What to do: Below are records; count how many of their lines contain the string "Yesterday", and give only that number.

Record set:

══════════════════════════════

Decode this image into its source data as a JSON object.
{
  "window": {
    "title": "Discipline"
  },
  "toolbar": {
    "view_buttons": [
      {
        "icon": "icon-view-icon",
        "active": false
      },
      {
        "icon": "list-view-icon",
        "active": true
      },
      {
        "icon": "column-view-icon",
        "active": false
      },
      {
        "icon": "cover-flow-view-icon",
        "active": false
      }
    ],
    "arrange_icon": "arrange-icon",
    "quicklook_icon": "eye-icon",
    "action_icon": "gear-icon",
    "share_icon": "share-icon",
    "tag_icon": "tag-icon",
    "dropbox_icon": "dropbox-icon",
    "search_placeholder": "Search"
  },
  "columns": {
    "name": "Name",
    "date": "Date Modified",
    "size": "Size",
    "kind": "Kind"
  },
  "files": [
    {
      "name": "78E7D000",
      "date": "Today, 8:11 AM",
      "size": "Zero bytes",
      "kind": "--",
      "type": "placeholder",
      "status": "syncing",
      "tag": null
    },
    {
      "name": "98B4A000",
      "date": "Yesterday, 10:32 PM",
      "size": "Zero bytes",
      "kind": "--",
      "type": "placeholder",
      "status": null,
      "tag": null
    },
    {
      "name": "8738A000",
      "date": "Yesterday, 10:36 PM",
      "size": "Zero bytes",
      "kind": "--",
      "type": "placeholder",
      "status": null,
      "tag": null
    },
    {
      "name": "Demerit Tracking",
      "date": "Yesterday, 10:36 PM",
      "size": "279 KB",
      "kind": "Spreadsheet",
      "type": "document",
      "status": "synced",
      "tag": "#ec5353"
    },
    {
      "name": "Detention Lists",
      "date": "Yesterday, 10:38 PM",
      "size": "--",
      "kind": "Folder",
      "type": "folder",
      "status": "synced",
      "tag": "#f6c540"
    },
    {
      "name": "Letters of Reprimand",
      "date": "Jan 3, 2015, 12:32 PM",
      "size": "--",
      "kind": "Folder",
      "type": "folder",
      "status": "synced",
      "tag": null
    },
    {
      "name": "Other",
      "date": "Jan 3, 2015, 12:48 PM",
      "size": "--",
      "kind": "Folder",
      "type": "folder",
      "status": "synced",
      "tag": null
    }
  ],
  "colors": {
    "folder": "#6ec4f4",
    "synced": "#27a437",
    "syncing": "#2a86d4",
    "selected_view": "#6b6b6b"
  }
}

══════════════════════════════

Reply to the exercise: 4